Andrew is a researcher in the Digital Ethics Lab at the Oxford Internet Institute. He is a philosopher with training in social science research methods working at the intersection of social science, data science and healthcare. Andrew’s research focuses on bringing philosophical perspectives to understanding the socio-technical challenges of sharing and protecting biomedical data.
Prior to joining the OII, Andrew was a Senior Research Associate in the Data to Knowledge group at the University of Bristol, where he mainly worked on the transdisciplinary DataSHIELD project (open source software to facilitate secure data analysis in the biomedical sciences: www.datashield.ac.uk). Andrew also maintains research interests related to his doctoral work and continues to publish about the philosophy of evidence-based medicine and placebos.
Science & Technology Studies, Data science, Research infrastructure, Research software engineering, placebos

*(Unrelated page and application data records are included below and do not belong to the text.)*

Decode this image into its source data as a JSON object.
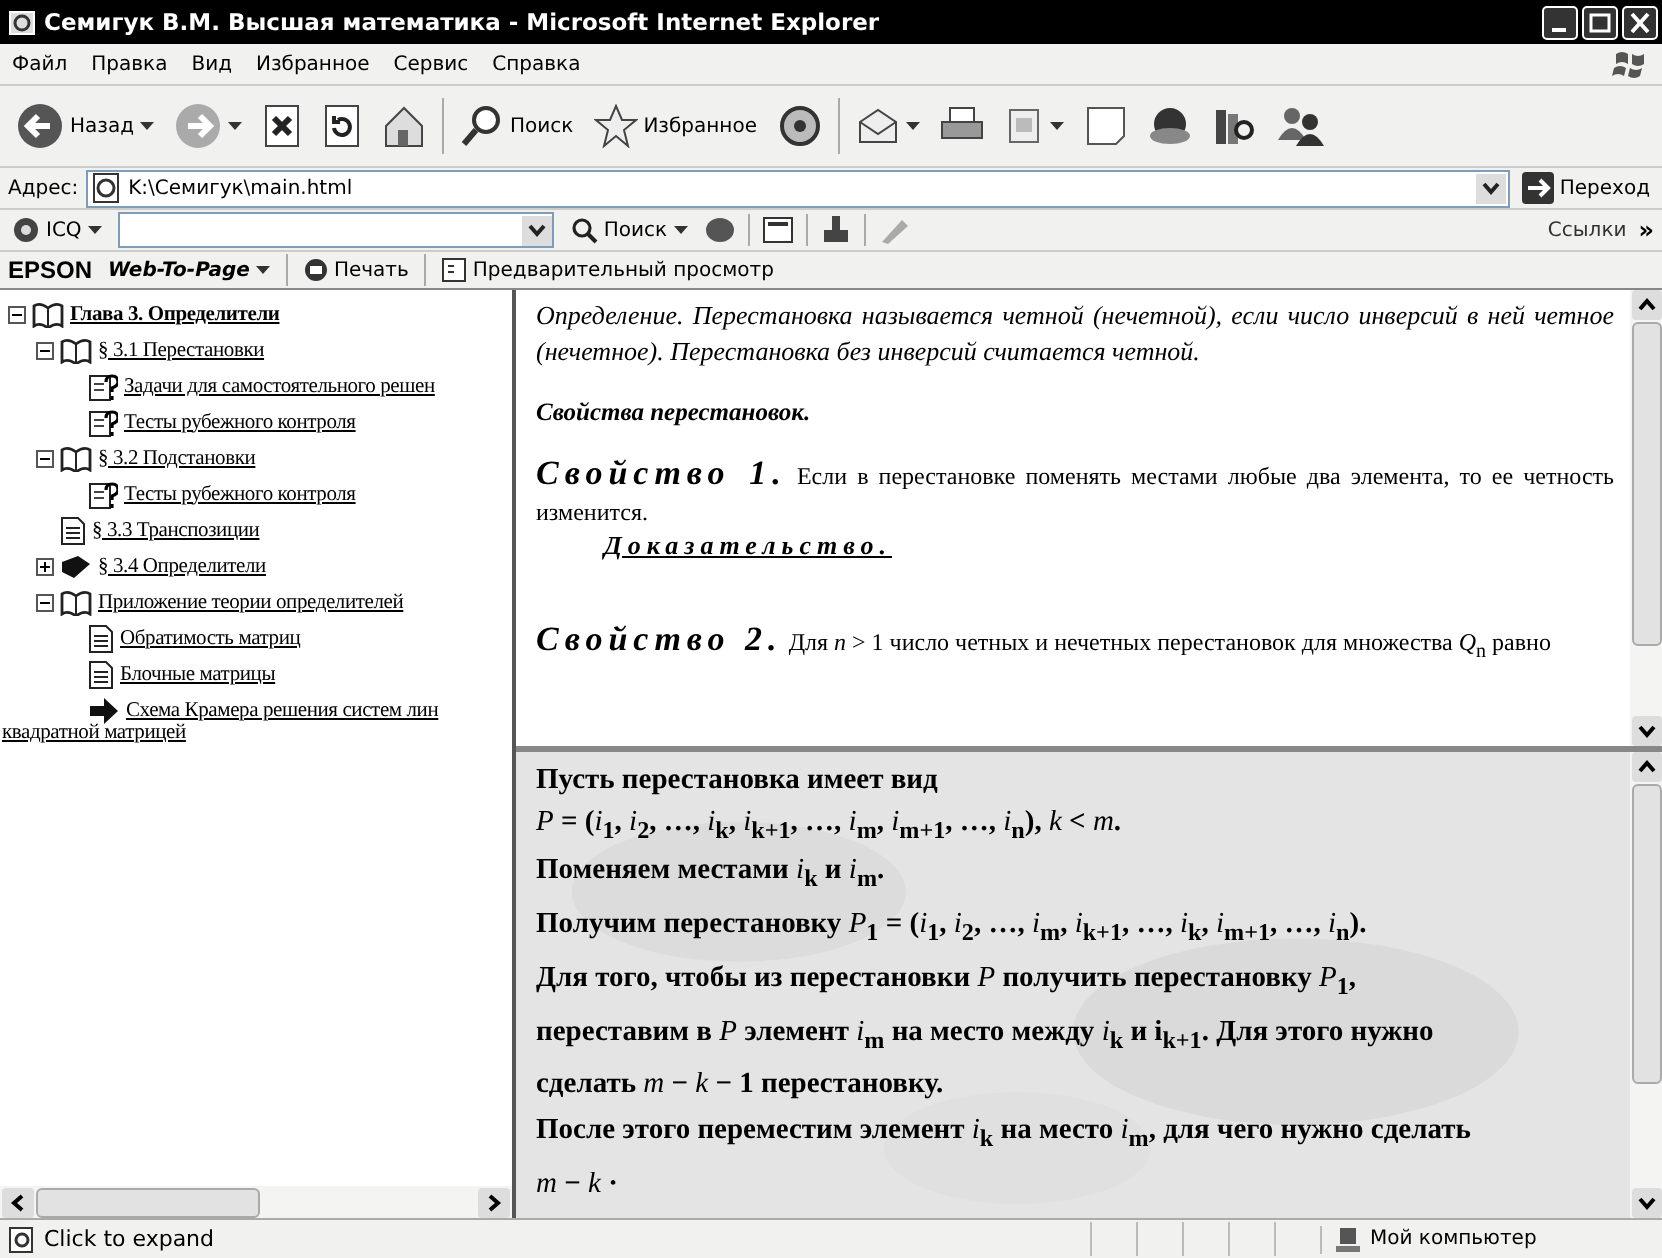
{
  "window": {
    "title": "Семигук В.М. Высшая математика - Microsoft Internet Explorer"
  },
  "menu": [
    "Файл",
    "Правка",
    "Вид",
    "Избранное",
    "Сервис",
    "Справка"
  ],
  "toolbar": [
    {
      "kind": "back",
      "label": "Назад",
      "dropdown": true
    },
    {
      "kind": "forward",
      "dropdown": true
    },
    {
      "kind": "stop",
      "dropdown": false
    },
    {
      "kind": "refresh",
      "dropdown": false
    },
    {
      "kind": "home",
      "dropdown": false
    },
    {
      "kind": "sep"
    },
    {
      "kind": "search",
      "label": "Поиск",
      "dropdown": false
    },
    {
      "kind": "favorites",
      "label": "Избранное",
      "dropdown": false
    },
    {
      "kind": "media",
      "dropdown": false
    },
    {
      "kind": "sep"
    },
    {
      "kind": "mail",
      "dropdown": true
    },
    {
      "kind": "print",
      "dropdown": false
    },
    {
      "kind": "edit",
      "dropdown": true
    },
    {
      "kind": "discuss",
      "dropdown": false
    },
    {
      "kind": "globe",
      "dropdown": false
    },
    {
      "kind": "research",
      "dropdown": false
    },
    {
      "kind": "messenger",
      "dropdown": false
    }
  ],
  "address": {
    "label": "Адрес:",
    "value": "K:\\Семигук\\main.html",
    "go": "Переход"
  },
  "icq_bar": {
    "label": "ICQ",
    "search": "Поиск",
    "links": "Ссылки",
    "more": "»"
  },
  "epson_bar": {
    "brand": "EPSON",
    "web_to_page": "Web-To-Page",
    "print": "Печать",
    "preview": "Предварительный просмотр"
  },
  "tree": [
    {
      "text": "Глава 3. Определители",
      "kind": "book",
      "expanded": true,
      "bold": true,
      "children": [
        {
          "text": "§ 3.1 Перестановки",
          "kind": "book",
          "expanded": true,
          "bold": false,
          "children": [
            {
              "text": "Задачи для самостоятельного решен",
              "kind": "help",
              "bold": false
            },
            {
              "text": "Тесты рубежного контроля",
              "kind": "help",
              "bold": false
            }
          ]
        },
        {
          "text": "§ 3.2 Подстановки",
          "kind": "book",
          "expanded": true,
          "bold": false,
          "children": [
            {
              "text": "Тесты рубежного контроля",
              "kind": "help",
              "bold": false
            }
          ]
        },
        {
          "text": "§ 3.3 Транспозиции",
          "kind": "page",
          "bold": false
        },
        {
          "text": "§ 3.4 Определители",
          "kind": "book",
          "expanded": false,
          "bold": false
        },
        {
          "text": "Приложение теории определителей",
          "kind": "book",
          "expanded": true,
          "bold": false,
          "children": [
            {
              "text": "Обратимость матриц",
              "kind": "page",
              "bold": false
            },
            {
              "text": "Блочные матрицы",
              "kind": "page",
              "bold": false
            },
            {
              "text": "Схема Крамера решения систем лин",
              "continuation": "квадратной матрицей",
              "kind": "arrow",
              "bold": false
            }
          ]
        }
      ]
    }
  ],
  "top_frame": {
    "definition": "Определение. Перестановка называется четной (нечетной),  если число инверсий в ней четное (нечетное). Перестановка без  инверсий считается четной.",
    "heading": "Свойства перестановок.",
    "properties": [
      {
        "title": "Свойство 1.",
        "text": "Если в перестановке поменять местами любые два элемента, то ее      четность изменится.",
        "proof": "Доказательство."
      },
      {
        "title": "Свойство 2.",
        "text": "Для *n* > 1 число четных  и нечетных перестановок для множества *Q*$_{n}$ равно"
      }
    ]
  },
  "bottom_frame": {
    "paragraphs": [
      "Пусть перестановка имеет вид",
      "*P* = (*i*$_{1}$, *i*$_{2}$, …, *i*$_{k}$, *i*$_{k+1}$, …, *i*$_{m}$, *i*$_{m+1}$, …, *i*$_{n}$), *k* < *m*.",
      "Поменяем местами *i*$_{k}$ и *i*$_{m}$.",
      "Получим перестановку *P*$_{1}$ = (*i*$_{1}$, *i*$_{2}$, …, *i*$_{m}$, *i*$_{k+1}$, …, *i*$_{k}$, *i*$_{m+1}$, …, *i*$_{n}$).",
      "Для того, чтобы из перестановки *P* получить перестановку *P*$_{1}$,",
      "переставим в  *P*  элемент *i*$_{m}$ на место между *i*$_{k}$ и i$_{k+1}$. Для этого  нужно",
      "сделать *m* − *k* − 1 перестановку.",
      "После этого переместим элемент *i*$_{k}$ на место *i*$_{m}$, для чего нужно сделать",
      "*m* − *k* ·"
    ]
  },
  "status_bar": {
    "text": "Click to expand",
    "zone": "Мой компьютер"
  }
}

Position held at the OII
- Postdoctoral Researcher, June 2017 –
Real world outcomes across the Alzheimer’s Disease spectrum for better care: Multi-modal data access platform (ROADMAP)
Participants: Professor Luciano Floridi, Dr Brent Mittelstadt, Dr Andrew Turner, Dr Jenny Krutzinna
ROADMAP aims to create the conditions for an open collaboration among stakeholders that yields consensual and efficient uses of real world evidence for the benefit of Alzheimer's Disease patients and their caregivers.
- (2017) "Privacy protected text analysis in DataSHIELD", International Journal for Population Data Science. 1 (1).
- (2017) "Disclosure and Data Linkage", International Journal for Population Data Science. 1 (1).
- (2017) "Privacy protected graphical functionality in DataSHIELD", International Journal for Population Data Science. 1 (1).
- (2017) "DataSHIELD – New Directions and Dimensions", Data Science Journal. 16.
- (2014) "Fracking on YouTube: Exploring Risks, Benefits and Human Values", Environmental Values. 23 (5) 501-527.
- (2013) "Biobank Economics and the “Commercialization Problem”", Spontaneous Generations: A Journal for the History and Philosophy of Science. 7 (1).